Journalists Urge More Reporting on Hurricane Katrina

Newsday – “The Cape Can’t Wait” is the headline the article announcing that Jon Benson, a nationally syndicated columnist and talk show host, has passed away at home on Christmas Day. His death is marked by news reports that he had been diagnosed with pancreatic cancer. As he wrote in his recent book, No Limits, “It wasn’t the disease that killed me but the cure. Pancreatic cancer has a way of sneaking up on you.” A week prior to his death, Benson had disclosed that he was being treated for pancreatic cancer.

Since taking a break from writing for Newsday, Benson was one of the most well-known experts on national talk shows. He frequently appeared as a guest commentator on Fox News and was often heard on the national radio shows. It was not a surprise that his comments about President George W. Bush’s military service made headlines across the country. Even colleagues in the press gallery expressed support for his statements.

The tough-talker persona that characterized Newsday’s reporting on national issues made it a frequent target of conservative politicians and commentators. Many criticized Newsday’s reporters for focusing too much on the negative instead of the positive in their stories. After President Bush’s war in Iraq became public, Newsday repeatedly reported on the thousands of civilian casualties. Although the paper did end up calling the president a liar, most Americans viewed the matter as a fair game for the press to take. (Even Rush Limbaugh criticized fellow Fox News personality Bill O’Brien for saying that Bush had “lied his way into a war”.)

But when it came to the subject of his own health, Benson’s opinions about President Bush were widely shared. He had a long history of criticism of the Bush administration’s handling of Hurricane Katrina. As the disaster approached, he blasted the media for focusing more on the negative aspects of the catastrophe rather than the positive aspects. “The press should focus on the positive aspects – not the negative,” he said. Ironically, just days before his death, Newsday published a story about how Louisiana residents were flooding their homes in preparation for Hurricane Rita.
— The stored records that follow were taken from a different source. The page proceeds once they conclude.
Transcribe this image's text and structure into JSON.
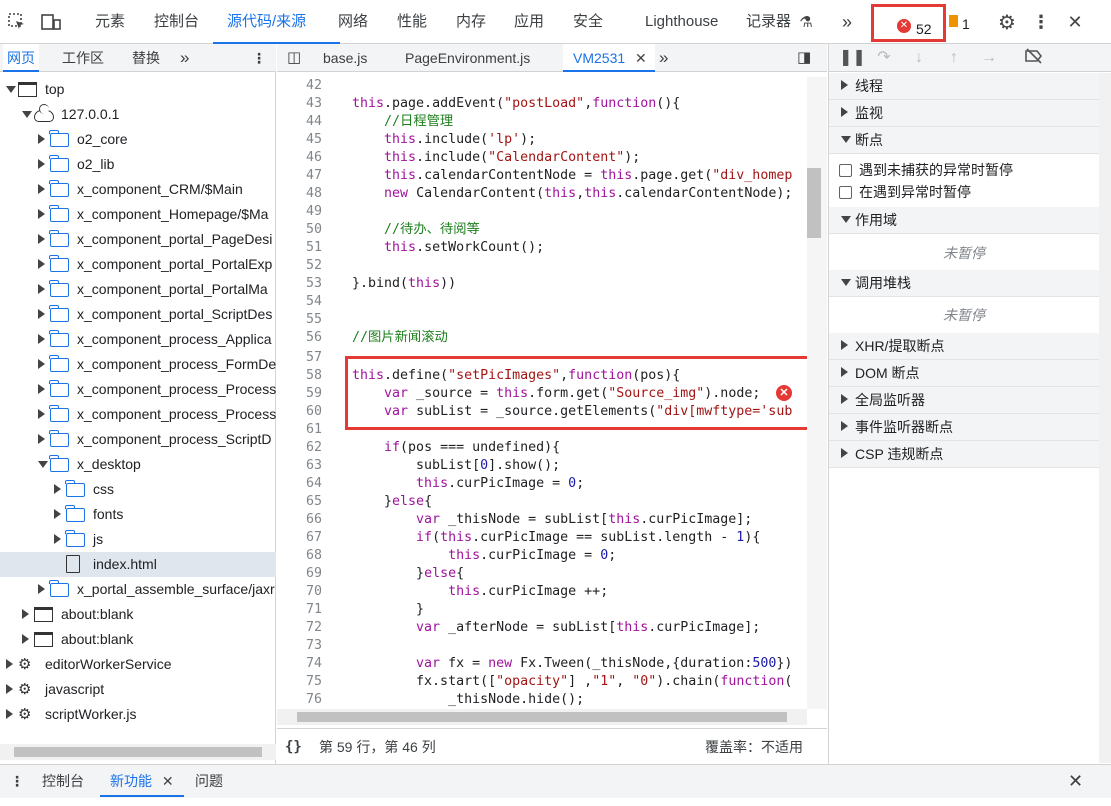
{
  "toolbar": {
    "tabs": [
      "元素",
      "控制台",
      "源代码/来源",
      "网络",
      "性能",
      "内存",
      "应用",
      "安全",
      "Lighthouse",
      "记录器"
    ],
    "more": "»",
    "errors": "52",
    "warnings": "1",
    "close": "✕"
  },
  "left": {
    "tabs": [
      "网页",
      "工作区",
      "替换"
    ],
    "more": "»",
    "menu": "⋮",
    "tree": [
      {
        "label": "top",
        "icon": "frame"
      },
      {
        "label": "127.0.0.1",
        "icon": "cloud"
      },
      {
        "label": "o2_core",
        "icon": "folder"
      },
      {
        "label": "o2_lib",
        "icon": "folder"
      },
      {
        "label": "x_component_CRM/$Main",
        "icon": "folder"
      },
      {
        "label": "x_component_Homepage/$Ma",
        "icon": "folder"
      },
      {
        "label": "x_component_portal_PageDesi",
        "icon": "folder"
      },
      {
        "label": "x_component_portal_PortalExp",
        "icon": "folder"
      },
      {
        "label": "x_component_portal_PortalMa",
        "icon": "folder"
      },
      {
        "label": "x_component_portal_ScriptDes",
        "icon": "folder"
      },
      {
        "label": "x_component_process_Applica",
        "icon": "folder"
      },
      {
        "label": "x_component_process_FormDe",
        "icon": "folder"
      },
      {
        "label": "x_component_process_Process",
        "icon": "folder"
      },
      {
        "label": "x_component_process_Process",
        "icon": "folder"
      },
      {
        "label": "x_component_process_ScriptD",
        "icon": "folder"
      },
      {
        "label": "x_desktop",
        "icon": "folder"
      },
      {
        "label": "css",
        "icon": "folder"
      },
      {
        "label": "fonts",
        "icon": "folder"
      },
      {
        "label": "js",
        "icon": "folder"
      },
      {
        "label": "index.html",
        "icon": "file"
      },
      {
        "label": "x_portal_assemble_surface/jaxr",
        "icon": "folder"
      },
      {
        "label": "about:blank",
        "icon": "frame"
      },
      {
        "label": "about:blank",
        "icon": "frame"
      },
      {
        "label": "editorWorkerService",
        "icon": "gear"
      },
      {
        "label": "javascript",
        "icon": "gear"
      },
      {
        "label": "scriptWorker.js",
        "icon": "gear"
      }
    ]
  },
  "editor": {
    "tabs": [
      "base.js",
      "PageEnvironment.js",
      "VM2531"
    ],
    "close": "✕",
    "more": "»",
    "lines": [
      "42",
      "43",
      "44",
      "45",
      "46",
      "47",
      "48",
      "49",
      "50",
      "51",
      "52",
      "53",
      "54",
      "55",
      "56",
      "57",
      "58",
      "59",
      "60",
      "61",
      "62",
      "63",
      "64",
      "65",
      "66",
      "67",
      "68",
      "69",
      "70",
      "71",
      "72",
      "73",
      "74",
      "75",
      "76"
    ],
    "status_pos": "第 59 行，第 46 列",
    "coverage": "覆盖率：不适用"
  },
  "debugger": {
    "sections": {
      "threads": "线程",
      "watch": "监视",
      "breakpoints": "断点",
      "scope": "作用域",
      "callstack": "调用堆栈",
      "xhr": "XHR/提取断点",
      "dom": "DOM 断点",
      "global": "全局监听器",
      "event": "事件监听器断点",
      "csp": "CSP 违规断点"
    },
    "checks": [
      "遇到未捕获的异常时暂停",
      "在遇到异常时暂停"
    ],
    "not_paused": "未暂停"
  },
  "drawer": {
    "menu": "⋮",
    "tabs": [
      "控制台",
      "新功能",
      "问题"
    ],
    "close": "✕"
  }
}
Benson had nothing but good things to say about the local government and its response to the crisis.

The Washington Times also published an article written by Benson, where he described his childhood home in Washington D.C. As a teenager, he was arrested several times and spent time in prison. Now, as an older reporter with a new profession, he recalled how scared he was when the CIA put him in a vehicle and carted him off to the woods. He described the experience as one of the most scary moments of his life. He likened the experience to living in a “fairy tale,” one that would “never happen.”

In his final column, Newsday writer Robert Draper remembered Benson for his passion, resilience and commitment to doing the job. “He could be a bit quirky at times, and I didn’t always like what I read in his columns,” Draper wrote. “But you couldn’t help noticing how deeply he cared about this profession and the people who practiced it.” He concluded: “I’ll miss him at times, but I’m grateful that we have each other and I will miss seeing his brilliant writing.”